To elucidate the impact of depressive symptoms on patient-centered outcomes and emergency health care use in adults with asthma.
We conducted a prospective cohort study of 743 adults with asthma who were recruited after hospitalization for asthma. Depressive symptoms were defined as having a score of 16 or more on the Center for Epidemiologic Studies Depression Scale. We examined the impact of depressive symptoms on patient-centered outcomes (validated severity-of-asthma score, Marks Asthma Quality of Life Questionnaire, and 12-Item Short-Form Health Survey physical component summary score) and on future emergency health care use for asthma ascertained from computerized databases.
The prevalence of depressive symptoms was 18% (95% confidence interval [CI], 15%-21%) among adults with asthma.
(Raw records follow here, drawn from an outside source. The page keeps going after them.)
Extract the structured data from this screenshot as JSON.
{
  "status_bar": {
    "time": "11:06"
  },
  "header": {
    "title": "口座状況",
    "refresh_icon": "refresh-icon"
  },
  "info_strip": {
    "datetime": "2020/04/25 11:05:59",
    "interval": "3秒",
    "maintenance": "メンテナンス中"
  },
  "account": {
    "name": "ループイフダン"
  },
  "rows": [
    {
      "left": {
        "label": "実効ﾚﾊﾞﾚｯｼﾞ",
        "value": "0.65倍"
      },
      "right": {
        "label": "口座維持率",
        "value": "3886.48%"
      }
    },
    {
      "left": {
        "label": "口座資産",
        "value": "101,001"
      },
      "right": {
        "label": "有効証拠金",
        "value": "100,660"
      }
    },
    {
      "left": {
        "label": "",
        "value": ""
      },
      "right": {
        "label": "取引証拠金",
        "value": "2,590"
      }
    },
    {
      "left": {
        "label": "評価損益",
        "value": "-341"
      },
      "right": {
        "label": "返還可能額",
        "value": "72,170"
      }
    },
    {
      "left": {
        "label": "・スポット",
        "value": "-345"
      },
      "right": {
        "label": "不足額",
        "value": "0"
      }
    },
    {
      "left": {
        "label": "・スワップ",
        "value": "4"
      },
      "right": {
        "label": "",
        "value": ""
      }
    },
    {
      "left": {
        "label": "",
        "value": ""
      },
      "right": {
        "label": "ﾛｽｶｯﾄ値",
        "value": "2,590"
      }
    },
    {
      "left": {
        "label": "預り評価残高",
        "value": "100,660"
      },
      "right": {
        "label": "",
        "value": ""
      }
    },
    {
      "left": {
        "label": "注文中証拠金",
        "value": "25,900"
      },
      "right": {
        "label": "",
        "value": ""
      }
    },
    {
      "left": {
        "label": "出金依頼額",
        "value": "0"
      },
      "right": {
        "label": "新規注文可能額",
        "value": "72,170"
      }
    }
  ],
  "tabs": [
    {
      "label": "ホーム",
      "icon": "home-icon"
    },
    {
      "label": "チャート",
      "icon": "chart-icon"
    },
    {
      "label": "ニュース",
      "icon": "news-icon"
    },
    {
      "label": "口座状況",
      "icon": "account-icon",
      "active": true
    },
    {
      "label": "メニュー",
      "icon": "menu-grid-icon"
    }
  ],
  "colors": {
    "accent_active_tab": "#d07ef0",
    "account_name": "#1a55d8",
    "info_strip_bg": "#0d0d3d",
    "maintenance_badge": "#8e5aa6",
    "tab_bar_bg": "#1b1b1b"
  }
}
Depressive symptoms were associated with greater severity-of-asthma scores after controlling for age, sex, race/ ethnicity, educational attainment, and cigarette smoking (mean score increment, 2.6 points; 95% CI, 1.8-3.4 points). Furthermore, depressive symptoms were associated with poorer asthma-specific quality of life (mean score increment, 19.9 points; 95% CI, 17.7-22.1 points) and poorer physical health status (mean score decrement, 3.7 points; 95% CI, 1.5-5.8 points). Depressive symptoms were associated with a greater longitudinal risk of hospitalization for asthma (hazard ratio, 1.34; 95% CI, 0.98-1.84). After controlling for differences in preventive care for asthma, the relationship was stronger (hazard ratio, 1.45; 95% CI, 1.05-2.0).
Depressive symptoms are common in adults with asthma and are associated with poorer health outcomes, including greater asthma severity and risk of hospitalization for asthma.